▶ **Task to carry out**
Go through the listing beneath and show each line containing the string "this".

..........

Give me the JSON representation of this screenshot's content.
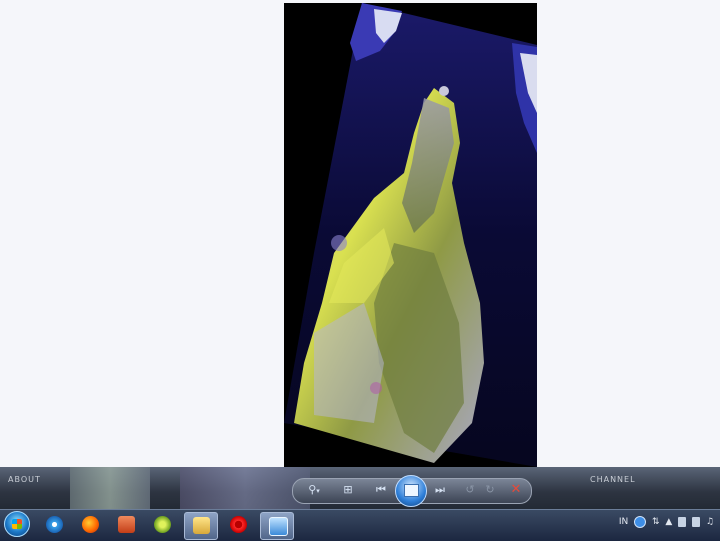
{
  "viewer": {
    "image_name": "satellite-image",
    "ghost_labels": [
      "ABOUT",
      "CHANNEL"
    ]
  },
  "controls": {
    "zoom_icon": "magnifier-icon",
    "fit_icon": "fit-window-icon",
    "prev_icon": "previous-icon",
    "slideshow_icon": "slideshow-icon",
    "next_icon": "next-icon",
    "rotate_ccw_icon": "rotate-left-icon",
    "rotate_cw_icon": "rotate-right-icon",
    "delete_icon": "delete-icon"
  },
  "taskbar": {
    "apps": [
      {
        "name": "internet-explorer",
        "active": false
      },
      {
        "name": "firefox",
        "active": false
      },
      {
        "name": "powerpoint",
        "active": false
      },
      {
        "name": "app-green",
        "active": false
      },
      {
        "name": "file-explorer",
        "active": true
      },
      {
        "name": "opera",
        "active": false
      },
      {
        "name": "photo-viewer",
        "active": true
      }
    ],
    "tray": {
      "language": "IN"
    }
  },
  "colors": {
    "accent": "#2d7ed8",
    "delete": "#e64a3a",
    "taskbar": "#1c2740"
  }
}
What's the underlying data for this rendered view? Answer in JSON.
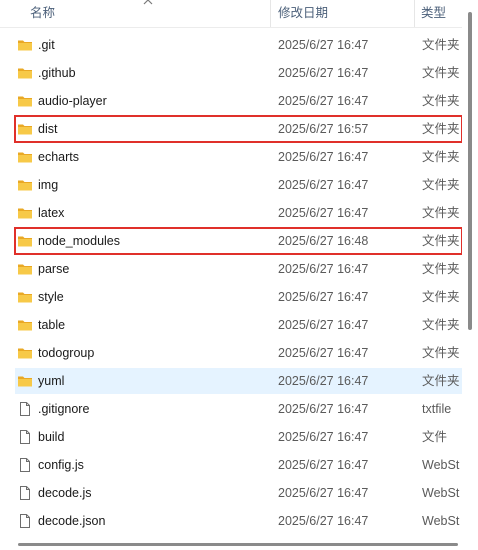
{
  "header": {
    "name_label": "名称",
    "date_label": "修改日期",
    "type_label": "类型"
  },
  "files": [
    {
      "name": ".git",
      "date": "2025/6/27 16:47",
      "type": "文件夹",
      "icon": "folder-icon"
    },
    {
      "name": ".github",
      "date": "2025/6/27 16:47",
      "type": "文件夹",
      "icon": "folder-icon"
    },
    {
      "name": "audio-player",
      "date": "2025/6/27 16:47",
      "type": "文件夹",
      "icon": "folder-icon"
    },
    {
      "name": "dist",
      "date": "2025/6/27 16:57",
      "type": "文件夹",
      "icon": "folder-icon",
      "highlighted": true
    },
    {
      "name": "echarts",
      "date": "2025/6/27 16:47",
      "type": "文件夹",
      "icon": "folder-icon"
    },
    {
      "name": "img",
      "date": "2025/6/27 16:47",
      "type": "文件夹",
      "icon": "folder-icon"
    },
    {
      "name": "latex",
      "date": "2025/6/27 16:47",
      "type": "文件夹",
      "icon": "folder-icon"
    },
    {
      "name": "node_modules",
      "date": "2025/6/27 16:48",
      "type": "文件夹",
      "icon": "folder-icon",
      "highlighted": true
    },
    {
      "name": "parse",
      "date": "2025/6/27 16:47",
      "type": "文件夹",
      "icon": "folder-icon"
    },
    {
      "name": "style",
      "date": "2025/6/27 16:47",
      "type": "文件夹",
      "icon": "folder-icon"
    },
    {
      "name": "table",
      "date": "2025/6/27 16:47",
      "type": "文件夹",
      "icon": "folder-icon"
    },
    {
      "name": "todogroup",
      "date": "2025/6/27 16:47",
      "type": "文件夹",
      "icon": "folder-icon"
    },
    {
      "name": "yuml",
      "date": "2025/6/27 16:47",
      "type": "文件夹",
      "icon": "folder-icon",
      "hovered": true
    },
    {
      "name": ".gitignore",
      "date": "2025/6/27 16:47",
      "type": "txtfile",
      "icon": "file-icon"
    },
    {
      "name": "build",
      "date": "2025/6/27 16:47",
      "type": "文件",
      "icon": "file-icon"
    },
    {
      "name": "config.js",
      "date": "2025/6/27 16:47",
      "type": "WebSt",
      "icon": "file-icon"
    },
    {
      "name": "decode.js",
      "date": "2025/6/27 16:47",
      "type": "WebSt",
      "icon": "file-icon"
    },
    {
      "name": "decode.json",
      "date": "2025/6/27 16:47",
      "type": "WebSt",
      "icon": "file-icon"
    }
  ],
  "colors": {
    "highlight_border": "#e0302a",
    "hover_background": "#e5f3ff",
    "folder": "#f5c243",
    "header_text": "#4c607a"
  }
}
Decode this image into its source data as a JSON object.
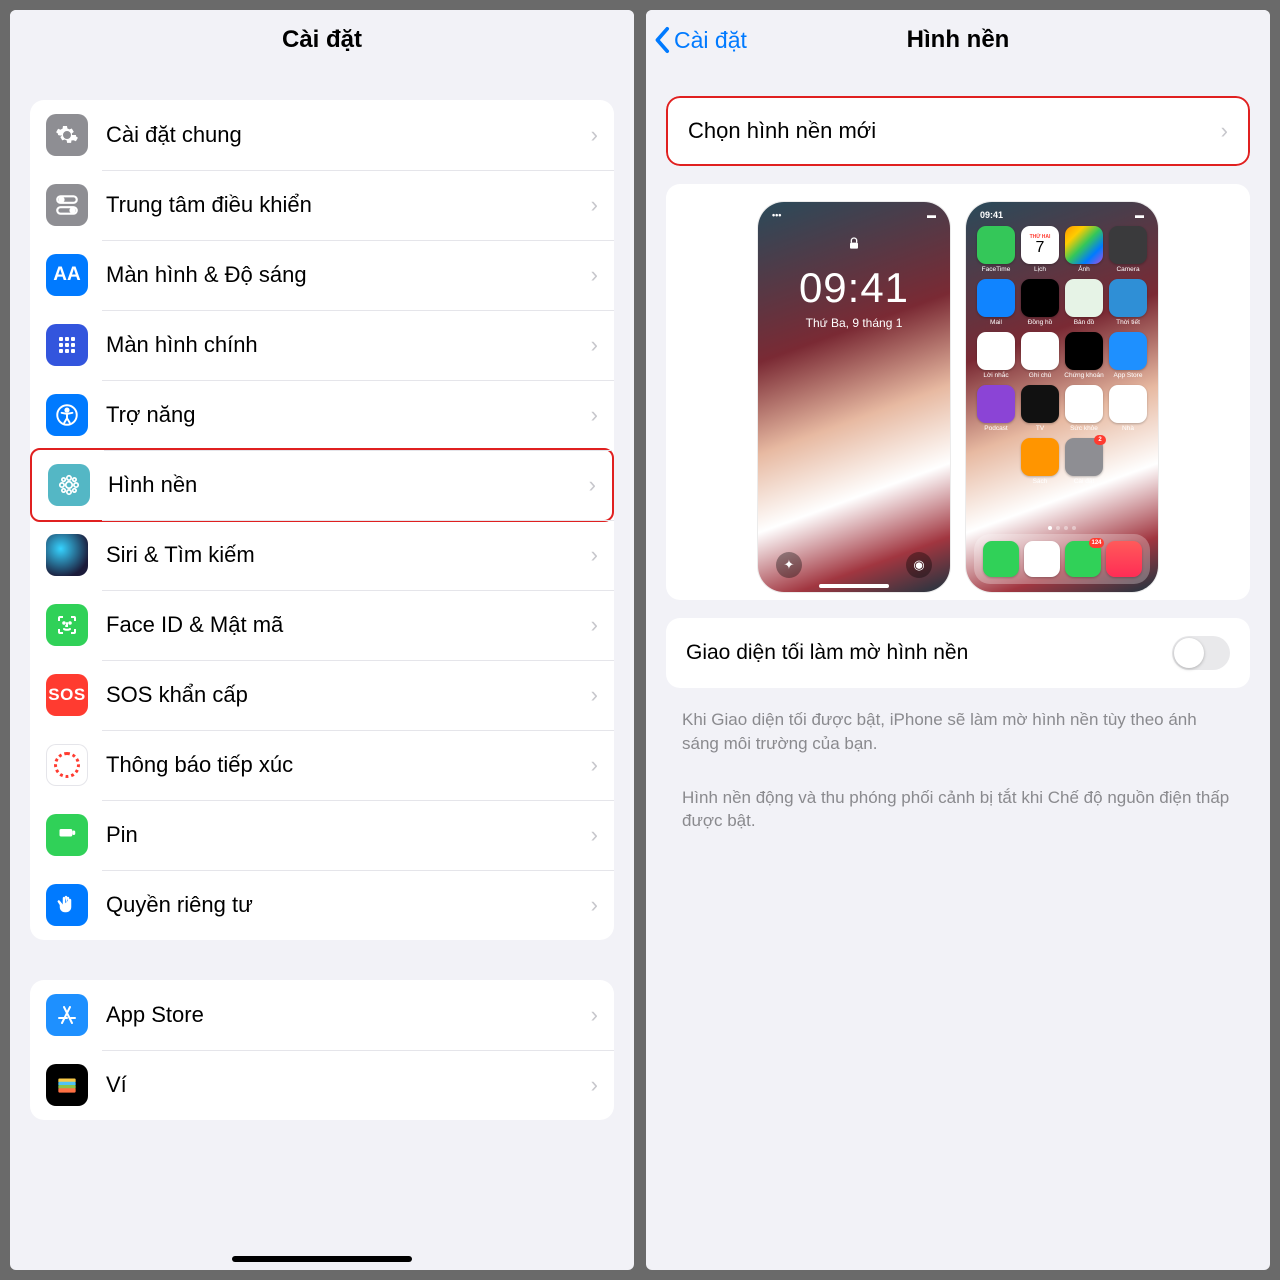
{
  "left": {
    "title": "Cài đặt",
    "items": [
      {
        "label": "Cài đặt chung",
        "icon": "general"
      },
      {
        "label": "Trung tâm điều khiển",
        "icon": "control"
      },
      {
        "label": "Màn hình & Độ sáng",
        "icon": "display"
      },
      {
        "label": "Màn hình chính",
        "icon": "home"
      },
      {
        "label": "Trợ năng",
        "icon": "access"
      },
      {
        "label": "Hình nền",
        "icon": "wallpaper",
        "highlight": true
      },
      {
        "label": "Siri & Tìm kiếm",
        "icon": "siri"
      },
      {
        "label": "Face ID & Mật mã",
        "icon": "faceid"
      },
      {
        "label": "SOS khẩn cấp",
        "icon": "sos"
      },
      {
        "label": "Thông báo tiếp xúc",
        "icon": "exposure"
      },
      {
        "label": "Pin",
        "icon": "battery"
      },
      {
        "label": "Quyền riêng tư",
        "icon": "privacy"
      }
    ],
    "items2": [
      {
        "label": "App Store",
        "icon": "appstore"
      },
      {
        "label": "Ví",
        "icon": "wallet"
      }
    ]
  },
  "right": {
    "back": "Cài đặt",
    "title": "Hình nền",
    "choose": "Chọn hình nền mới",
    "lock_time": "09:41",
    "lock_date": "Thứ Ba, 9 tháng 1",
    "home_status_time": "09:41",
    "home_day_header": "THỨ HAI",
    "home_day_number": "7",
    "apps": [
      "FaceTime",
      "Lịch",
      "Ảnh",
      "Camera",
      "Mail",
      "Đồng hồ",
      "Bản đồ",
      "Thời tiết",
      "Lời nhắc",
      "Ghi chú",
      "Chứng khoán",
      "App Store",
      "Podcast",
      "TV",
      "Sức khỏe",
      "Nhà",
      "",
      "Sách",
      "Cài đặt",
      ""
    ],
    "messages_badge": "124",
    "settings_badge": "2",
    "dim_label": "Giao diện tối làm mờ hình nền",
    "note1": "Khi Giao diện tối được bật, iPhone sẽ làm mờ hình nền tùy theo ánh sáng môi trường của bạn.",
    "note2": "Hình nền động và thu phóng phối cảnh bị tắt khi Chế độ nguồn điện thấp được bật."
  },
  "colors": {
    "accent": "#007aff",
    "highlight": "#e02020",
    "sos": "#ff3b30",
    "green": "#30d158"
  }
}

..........

▶ **Answer space**
Give me the JSON representation of this screenshot's content.
What's the underlying data for this rendered view? Answer in JSON.
Decode this image into its source data as a JSON object.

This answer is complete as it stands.